# What you should do
A complete answer includes every line below with the word "maven".

Website and app data records
-- Opening Marker --
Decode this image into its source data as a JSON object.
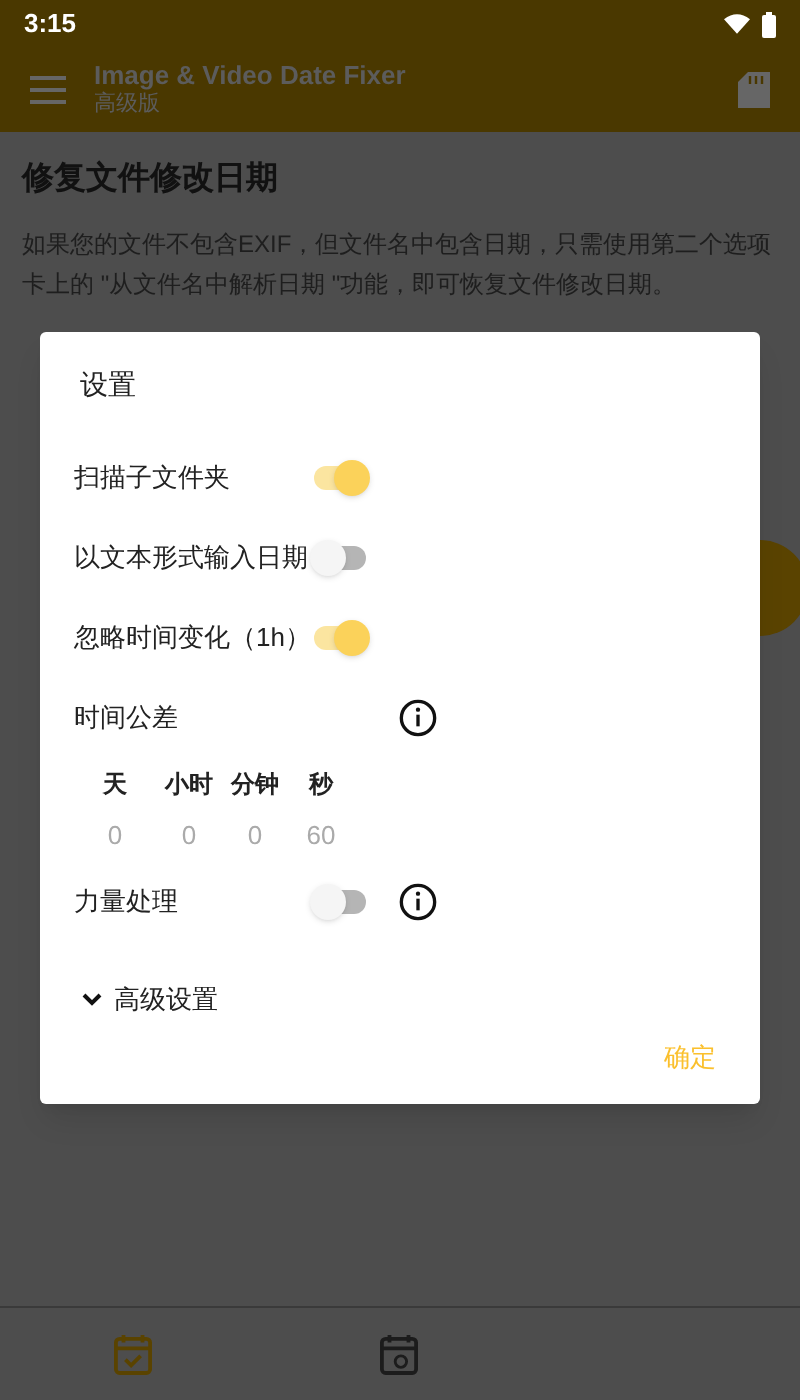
{
  "status_bar": {
    "time": "3:15"
  },
  "app_bar": {
    "title": "Image & Video Date Fixer",
    "subtitle": "高级版"
  },
  "page": {
    "heading": "修复文件修改日期",
    "description": "如果您的文件不包含EXIF，但文件名中包含日期，只需使用第二个选项卡上的 \"从文件名中解析日期 \"功能，即可恢复文件修改日期。"
  },
  "dialog": {
    "title": "设置",
    "items": [
      {
        "kind": "toggle",
        "label": "扫描子文件夹",
        "on": true,
        "info": false
      },
      {
        "kind": "toggle",
        "label": "以文本形式输入日期",
        "on": false,
        "info": false
      },
      {
        "kind": "toggle",
        "label": "忽略时间变化（1h）",
        "on": true,
        "info": false
      },
      {
        "kind": "tolerance",
        "label": "时间公差",
        "units": [
          {
            "label": "天",
            "value": "0"
          },
          {
            "label": "小时",
            "value": "0"
          },
          {
            "label": "分钟",
            "value": "0"
          },
          {
            "label": "秒",
            "value": "60"
          }
        ]
      },
      {
        "kind": "toggle",
        "label": "力量处理",
        "on": false,
        "info": true
      },
      {
        "kind": "expander",
        "label": "高级设置",
        "expanded": false
      }
    ],
    "confirm": "确定"
  },
  "bottom_nav": [
    {
      "selected": true
    },
    {
      "selected": false
    }
  ]
}
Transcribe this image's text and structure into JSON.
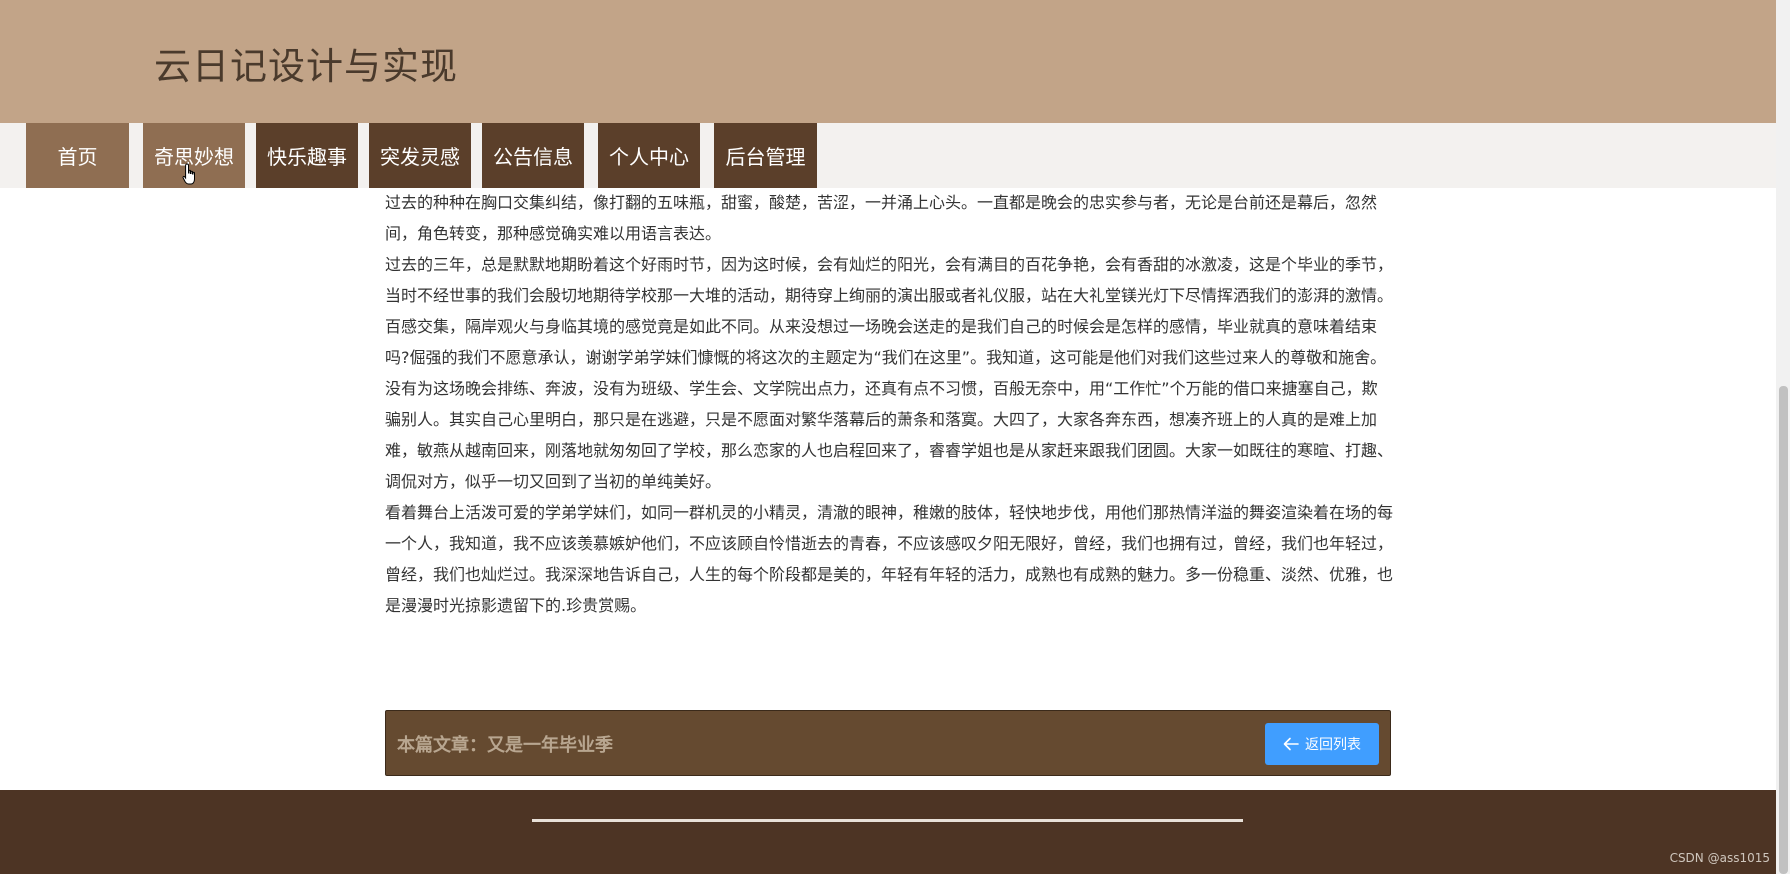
{
  "site": {
    "title": "云日记设计与实现"
  },
  "nav": {
    "items": [
      {
        "label": "首页"
      },
      {
        "label": "奇思妙想"
      },
      {
        "label": "快乐趣事"
      },
      {
        "label": "突发灵感"
      },
      {
        "label": "公告信息"
      },
      {
        "label": "个人中心"
      },
      {
        "label": "后台管理"
      }
    ],
    "hovered_item": "奇思妙想"
  },
  "article": {
    "paragraphs": [
      "过去的种种在胸口交集纠结，像打翻的五味瓶，甜蜜，酸楚，苦涩，一并涌上心头。一直都是晚会的忠实参与者，无论是台前还是幕后，忽然间，角色转变，那种感觉确实难以用语言表达。",
      "过去的三年，总是默默地期盼着这个好雨时节，因为这时候，会有灿烂的阳光，会有满目的百花争艳，会有香甜的冰激凌，这是个毕业的季节，当时不经世事的我们会殷切地期待学校那一大堆的活动，期待穿上绚丽的演出服或者礼仪服，站在大礼堂镁光灯下尽情挥洒我们的澎湃的激情。",
      "百感交集，隔岸观火与身临其境的感觉竟是如此不同。从来没想过一场晚会送走的是我们自己的时候会是怎样的感情，毕业就真的意味着结束吗?倔强的我们不愿意承认，谢谢学弟学妹们慷慨的将这次的主题定为“我们在这里”。我知道，这可能是他们对我们这些过来人的尊敬和施舍。",
      "没有为这场晚会排练、奔波，没有为班级、学生会、文学院出点力，还真有点不习惯，百般无奈中，用“工作忙”个万能的借口来搪塞自己，欺骗别人。其实自己心里明白，那只是在逃避，只是不愿面对繁华落幕后的萧条和落寞。大四了，大家各奔东西，想凑齐班上的人真的是难上加难，敏燕从越南回来，刚落地就匆匆回了学校，那么恋家的人也启程回来了，睿睿学姐也是从家赶来跟我们团圆。大家一如既往的寒暄、打趣、调侃对方，似乎一切又回到了当初的单纯美好。",
      "看着舞台上活泼可爱的学弟学妹们，如同一群机灵的小精灵，清澈的眼神，稚嫩的肢体，轻快地步伐，用他们那热情洋溢的舞姿渲染着在场的每一个人，我知道，我不应该羡慕嫉妒他们，不应该顾自怜惜逝去的青春，不应该感叹夕阳无限好，曾经，我们也拥有过，曾经，我们也年轻过，曾经，我们也灿烂过。我深深地告诉自己，人生的每个阶段都是美的，年轻有年轻的活力，成熟也有成熟的魅力。多一份稳重、淡然、优雅，也是漫漫时光掠影遗留下的.珍贵赏赐。"
    ],
    "footer_label": "本篇文章：又是一年毕业季",
    "back_button_label": "返回列表"
  },
  "watermark": "CSDN @ass1015",
  "colors": {
    "header_bg": "#c2a488",
    "nav_light": "#8f6e52",
    "nav_dark": "#5b3f2a",
    "footer_bg": "#4d3424",
    "article_footer_bg": "#654a30",
    "accent_button": "#409eff"
  }
}
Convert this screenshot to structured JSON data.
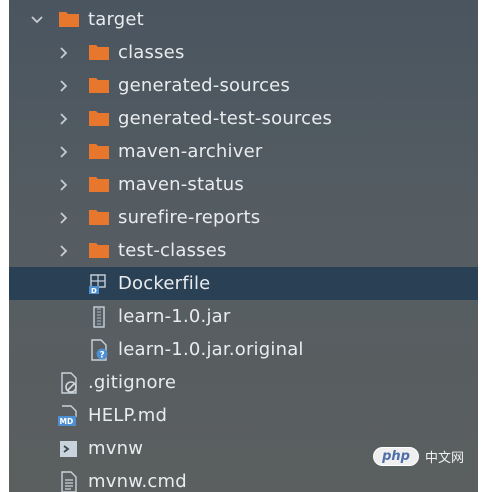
{
  "tree": {
    "items": [
      {
        "label": "target",
        "icon": "folder-icon",
        "expanded": true
      },
      {
        "label": "classes",
        "icon": "folder-icon",
        "expanded": false
      },
      {
        "label": "generated-sources",
        "icon": "folder-icon",
        "expanded": false
      },
      {
        "label": "generated-test-sources",
        "icon": "folder-icon",
        "expanded": false
      },
      {
        "label": "maven-archiver",
        "icon": "folder-icon",
        "expanded": false
      },
      {
        "label": "maven-status",
        "icon": "folder-icon",
        "expanded": false
      },
      {
        "label": "surefire-reports",
        "icon": "folder-icon",
        "expanded": false
      },
      {
        "label": "test-classes",
        "icon": "folder-icon",
        "expanded": false
      },
      {
        "label": "Dockerfile",
        "icon": "dockerfile-icon",
        "selected": true
      },
      {
        "label": "learn-1.0.jar",
        "icon": "jar-icon"
      },
      {
        "label": "learn-1.0.jar.original",
        "icon": "unknown-file-icon"
      },
      {
        "label": ".gitignore",
        "icon": "gitignore-icon"
      },
      {
        "label": "HELP.md",
        "icon": "markdown-icon"
      },
      {
        "label": "mvnw",
        "icon": "shell-script-icon"
      },
      {
        "label": "mvnw.cmd",
        "icon": "text-file-icon"
      }
    ]
  },
  "watermark": {
    "logo": "php",
    "text": "中文网"
  },
  "colors": {
    "folder": "#e8772e",
    "selection": "#2a4055",
    "text": "#e9ecef"
  }
}
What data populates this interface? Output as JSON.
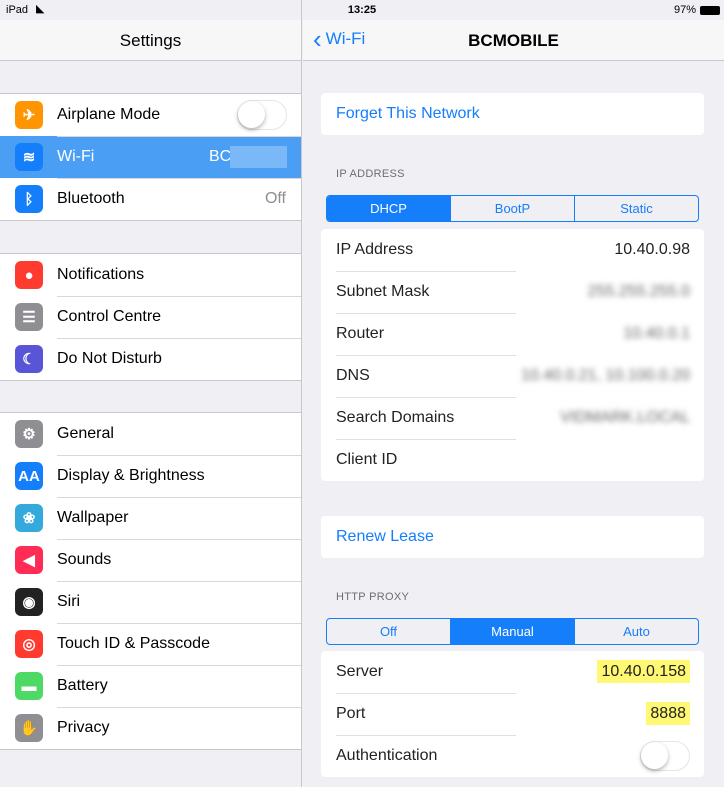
{
  "status": {
    "device": "iPad",
    "time": "13:25",
    "battery": "97%"
  },
  "left": {
    "title": "Settings",
    "groups": [
      [
        {
          "label": "Airplane Mode",
          "icon": "airplane-icon",
          "color": "#ff9500",
          "toggle": false
        },
        {
          "label": "Wi-Fi",
          "icon": "wifi-icon",
          "color": "#157efb",
          "value": "BC",
          "selected": true
        },
        {
          "label": "Bluetooth",
          "icon": "bluetooth-icon",
          "color": "#157efb",
          "value": "Off"
        }
      ],
      [
        {
          "label": "Notifications",
          "icon": "notifications-icon",
          "color": "#ff3b30"
        },
        {
          "label": "Control Centre",
          "icon": "control-centre-icon",
          "color": "#8e8e93"
        },
        {
          "label": "Do Not Disturb",
          "icon": "moon-icon",
          "color": "#5856d6"
        }
      ],
      [
        {
          "label": "General",
          "icon": "gear-icon",
          "color": "#8e8e93"
        },
        {
          "label": "Display & Brightness",
          "icon": "display-icon",
          "color": "#157efb"
        },
        {
          "label": "Wallpaper",
          "icon": "wallpaper-icon",
          "color": "#34aadc"
        },
        {
          "label": "Sounds",
          "icon": "speaker-icon",
          "color": "#ff2d55"
        },
        {
          "label": "Siri",
          "icon": "siri-icon",
          "color": "#222"
        },
        {
          "label": "Touch ID & Passcode",
          "icon": "fingerprint-icon",
          "color": "#ff3b30"
        },
        {
          "label": "Battery",
          "icon": "battery-icon",
          "color": "#4cd964"
        },
        {
          "label": "Privacy",
          "icon": "hand-icon",
          "color": "#8e8e93"
        }
      ]
    ]
  },
  "right": {
    "back": "Wi-Fi",
    "title": "BCMOBILE",
    "forget": "Forget This Network",
    "ip_header": "IP ADDRESS",
    "ip_modes": [
      "DHCP",
      "BootP",
      "Static"
    ],
    "ip_selected": 0,
    "ip_rows": [
      {
        "label": "IP Address",
        "value": "10.40.0.98"
      },
      {
        "label": "Subnet Mask",
        "value": "255.255.255.0",
        "blurred": true
      },
      {
        "label": "Router",
        "value": "10.40.0.1",
        "blurred": true
      },
      {
        "label": "DNS",
        "value": "10.40.0.21, 10.100.0.20",
        "blurred": true
      },
      {
        "label": "Search Domains",
        "value": "VIDMARK.LOCAL",
        "blurred": true
      },
      {
        "label": "Client ID",
        "value": ""
      }
    ],
    "renew": "Renew Lease",
    "proxy_header": "HTTP PROXY",
    "proxy_modes": [
      "Off",
      "Manual",
      "Auto"
    ],
    "proxy_selected": 1,
    "proxy_rows": [
      {
        "label": "Server",
        "value": "10.40.0.158",
        "highlight": true
      },
      {
        "label": "Port",
        "value": "8888",
        "highlight": true
      },
      {
        "label": "Authentication",
        "toggle": false
      }
    ]
  }
}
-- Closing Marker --
# Finished exercise
        "label": "maven-archiver",
        "label": "maven-status",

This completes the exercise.